General Motors recently rolled out a trio of new manufacturing technologies to help stay on top in its never-ending pursuit of quality.
|Phil Bojda, senior research engineer with GM R&D, prepares to load the Agile Machining Fixture into a CNC cutting machine. The Agile fixtures not only add to greater flexibility but can cut tool changeover from several days to several minutes.|
Typically, GM’s machining operations have been designed to process one specific product because the clamps and fixtures that hold the parts cannot facilitate more than one application. But the past is gone.
The new technology is aimed at powertrain components for the time being. Cylinder heads have already been run off an R&D mockup of the system and there is talk of using it for transmission cases as well. GM is forecasting a low-volume application in a powertrain plant for the first quarter of 2005.
The Agile Machine Tool is a combination of a CNC cutting tool, the Makino A99, which houses a large upright “tombstone” that is magnified. The fixture elements are then attached to the tombstone at “low” magnetic setting to hold them in place.
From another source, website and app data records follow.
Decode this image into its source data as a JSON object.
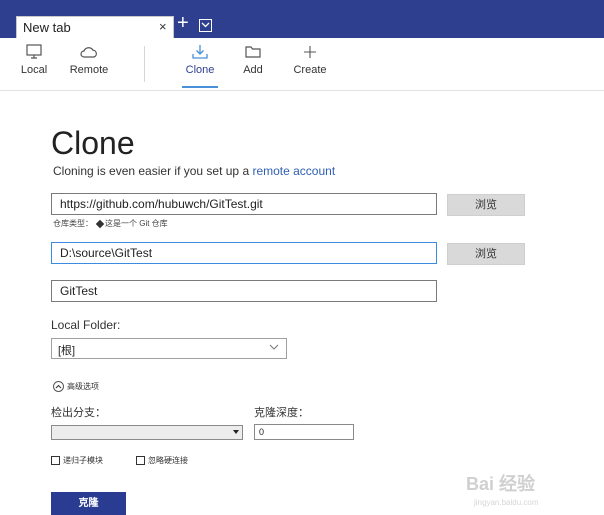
{
  "tab": {
    "title": "New tab",
    "close_glyph": "×",
    "add_glyph": "+"
  },
  "toolbar": {
    "local": "Local",
    "remote": "Remote",
    "clone": "Clone",
    "add": "Add",
    "create": "Create"
  },
  "page": {
    "title": "Clone",
    "subtitle_prefix": "Cloning is even easier if you set up a ",
    "subtitle_link": "remote account"
  },
  "form": {
    "url_value": "https://github.com/hubuwch/GitTest.git",
    "browse_label": "浏览",
    "repo_type_prefix": "仓库类型：",
    "repo_type_value": "这是一个 Git 仓库",
    "path_value": "D:\\source\\GitTest",
    "name_value": "GitTest",
    "local_folder_label": "Local Folder:",
    "local_folder_value": "[根]",
    "advanced_label": "高级选项",
    "checkout_branch_label": "检出分支：",
    "clone_depth_label": "克隆深度：",
    "clone_depth_value": "0",
    "recursive_submodules": "递归子模块",
    "ignore_hardlinks": "忽略硬连接",
    "clone_button": "克隆"
  },
  "watermark": {
    "text": "Bai 经验",
    "sub": "jingyan.baidu.com"
  },
  "colors": {
    "titlebar": "#2f3f8f",
    "primary_button": "#2a3c91",
    "link": "#2f5fb3",
    "focus_border": "#3d8be0"
  },
  "icons": [
    "monitor-icon",
    "cloud-icon",
    "download-icon",
    "folder-icon",
    "plus-icon",
    "chevron-down-icon",
    "chevron-up-icon"
  ]
}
Once all the fixture elements are in place the setting is then bumped up to the ‘high’ setting, for machining. This differentiation in magnetic levels was something that GM had to work closely with the supplier on, since it was fundamental to how the system was to operate.
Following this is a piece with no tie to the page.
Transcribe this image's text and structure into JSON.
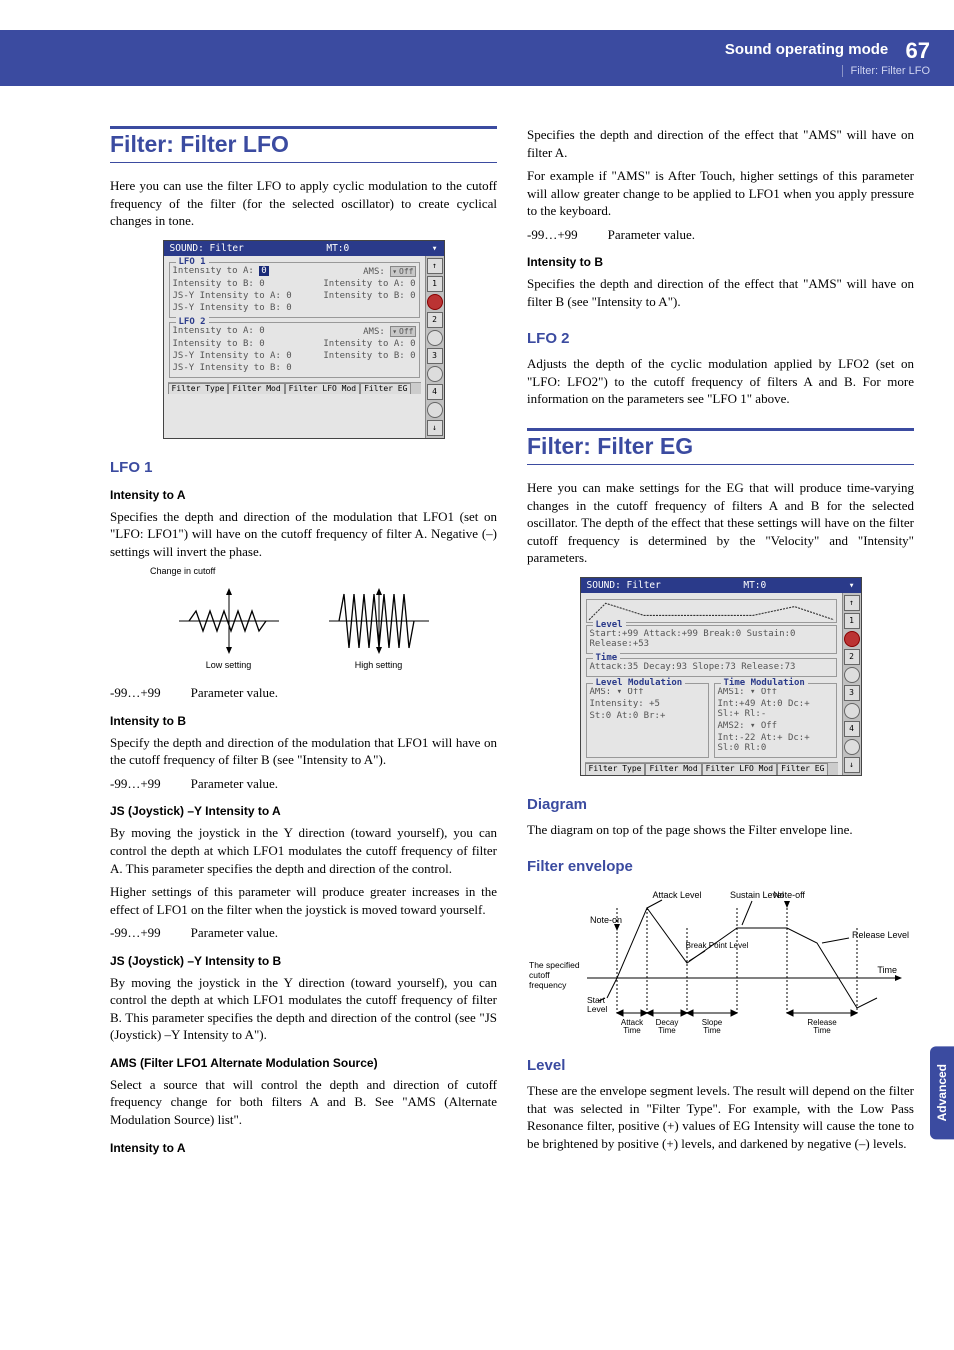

The magnetic field on either setting never extends out more than one inch from the surface of the “tombstone” fixture, eliminating any threat to workers and not attracting any kind of debris.
“The fixture elements on the Agile Machining tool are clamps, supports and locators. Locators are the key to the whole operation because they are the reference points that the fixture is built on,” explains Pulak Bandyopadhyay, lab group manager, Manufacturing Systems Research for GM R&D.
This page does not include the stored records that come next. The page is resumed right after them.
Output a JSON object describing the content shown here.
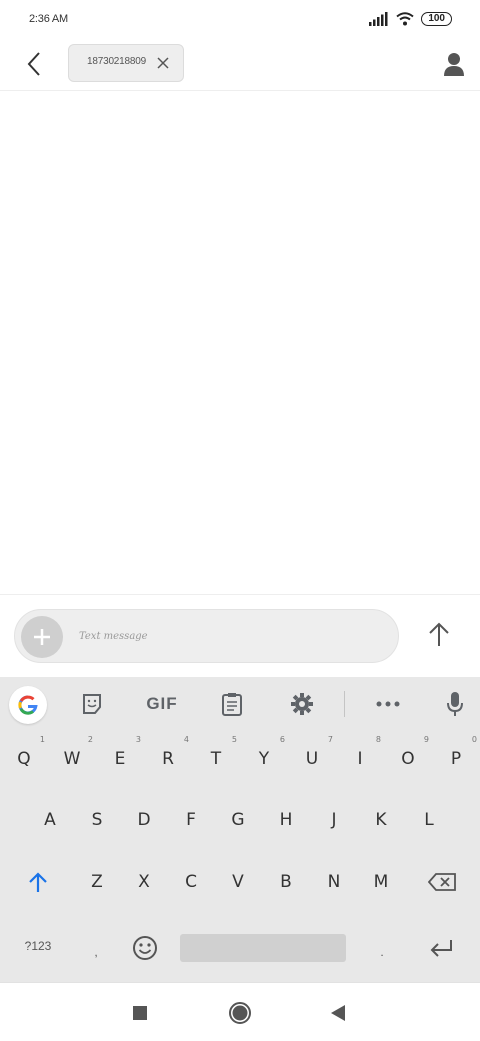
{
  "status_bar": {
    "time": "2:36 AM",
    "battery": "100"
  },
  "header": {
    "recipient": "18730218809",
    "icons": {
      "back": "chevron-left-icon",
      "remove": "close-icon",
      "contact": "person-icon"
    }
  },
  "compose": {
    "placeholder": "Text message",
    "value": "",
    "icons": {
      "attach": "plus-icon",
      "send": "arrow-up-icon"
    }
  },
  "keyboard": {
    "toolbar": {
      "items": [
        "google-icon",
        "sticker-icon",
        "gif",
        "clipboard-icon",
        "gear-icon",
        "more-icon",
        "microphone-icon"
      ],
      "gif_label": "GIF"
    },
    "row1": [
      {
        "key": "Q",
        "hint": "1"
      },
      {
        "key": "W",
        "hint": "2"
      },
      {
        "key": "E",
        "hint": "3"
      },
      {
        "key": "R",
        "hint": "4"
      },
      {
        "key": "T",
        "hint": "5"
      },
      {
        "key": "Y",
        "hint": "6"
      },
      {
        "key": "U",
        "hint": "7"
      },
      {
        "key": "I",
        "hint": "8"
      },
      {
        "key": "O",
        "hint": "9"
      },
      {
        "key": "P",
        "hint": "0"
      }
    ],
    "row2": [
      "A",
      "S",
      "D",
      "F",
      "G",
      "H",
      "J",
      "K",
      "L"
    ],
    "row3": [
      "Z",
      "X",
      "C",
      "V",
      "B",
      "N",
      "M"
    ],
    "row4": {
      "symbols_label": "?123",
      "comma": ",",
      "period": "."
    }
  },
  "accent_color": "#1a73e8"
}
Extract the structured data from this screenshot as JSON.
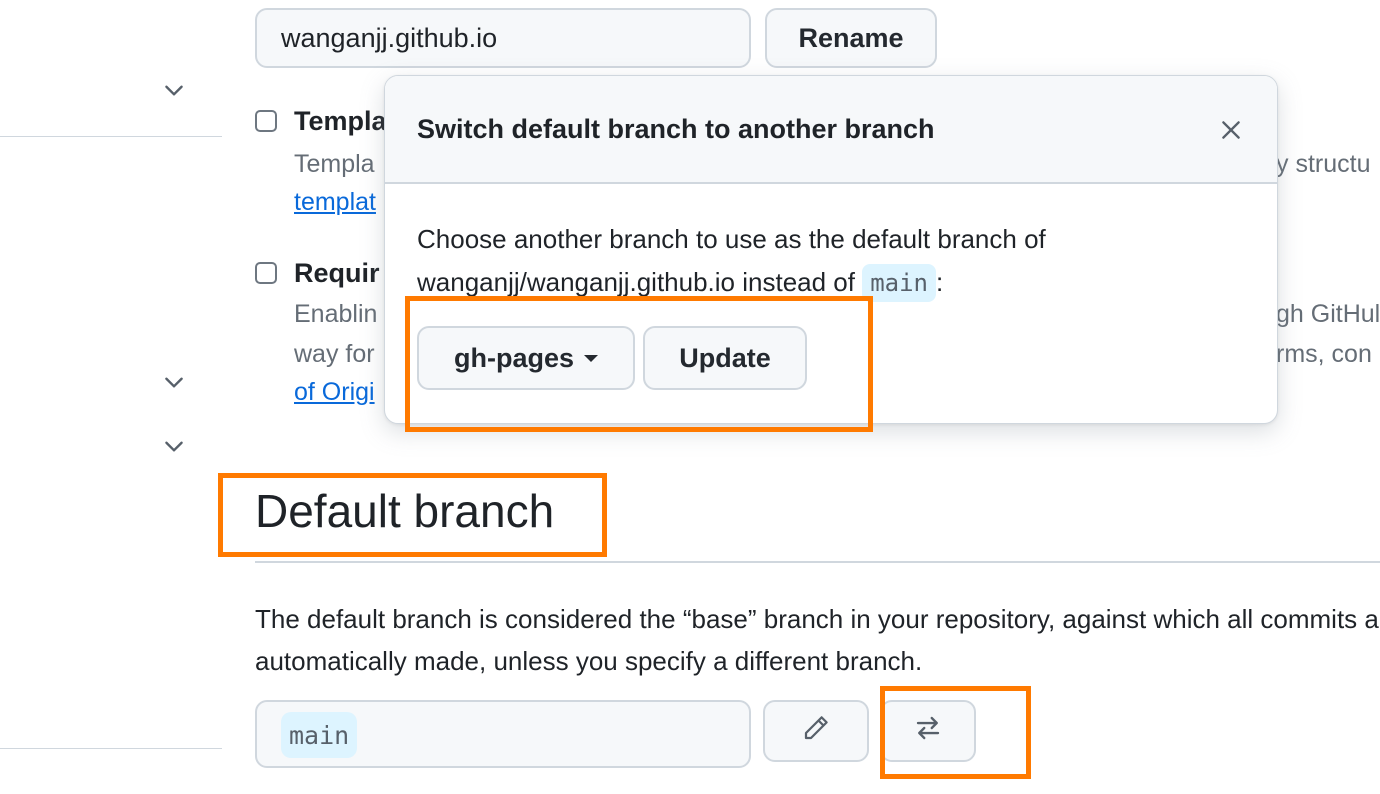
{
  "repo": {
    "name_value": "wanganjj.github.io",
    "rename_label": "Rename"
  },
  "template_option": {
    "title": "Templa",
    "desc_left": "Templa",
    "desc_right": "y structu",
    "link": "templat"
  },
  "require_option": {
    "title": "Requir",
    "desc_line1_left": "Enablin",
    "desc_line1_right": "gh GitHul",
    "desc_line2_left": "way for",
    "desc_line2_right": "rms, con",
    "link": "of Origi"
  },
  "default_branch": {
    "heading": "Default branch",
    "description": "The default branch is considered the “base” branch in your repository, against which all commits are automatically made, unless you specify a different branch.",
    "current_branch": "main"
  },
  "dialog": {
    "title": "Switch default branch to another branch",
    "body_prefix": "Choose another branch to use as the default branch of wanganjj/wanganjj.github.io instead of ",
    "current_branch": "main",
    "body_suffix": ":",
    "selected_branch": "gh-pages",
    "update_label": "Update"
  },
  "colors": {
    "highlight": "#ff7a00",
    "link": "#0969da",
    "code_background": "#ddf4ff"
  }
}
While the flexibility of this new system would seemingly be the biggest upside, there is also the matter of the changeover times. While run-of-the-mill changeovers on such a tooling operation would be anywhere from hours to months depending on circumstances, the predicted changeover times for the Agile Machine Tool are in the neighborhood of five to ten minutes.
GM is also bringing some other technology into its manufacturing processes to help ensure quality. One of these new systems GM calls the Video Variance Monitor (VVM).
VVM, a computer-based vision system, is already online in 22 body assembly plants in the U.S., Canada and Mexico.
VVM uses a digital video camera to capture cycles and transfers the digital video to a computer. GM-developed software allows the dimensional engineers and toolmakers to visualize the entire sequence frame by frame. Once at that point, root causes can be more easily located and fixed.
Accompanying the VVM is the Variation Reduction Adviser. The VR Adviser is a webbased software tool aimed at helping employees resolve quality issues. This system is online, currently, in 11 GM body shops throughout North America.
Not unlike an internet message board, the VR Adviser allows employees to log in and communicate with fellow GM workers in an effort to share problem-solving data on various parts and operations. Under a topic, there’s room provided for comments from the employee experiencing the problem as well as space for responses from their compatriots at the other 11 plants. The system is also set up to allow for attached pictures and video files to help further illustrate what the problem is, or how to fix it. GM estimates that the VR Adviser program could save them up to $15 million a year.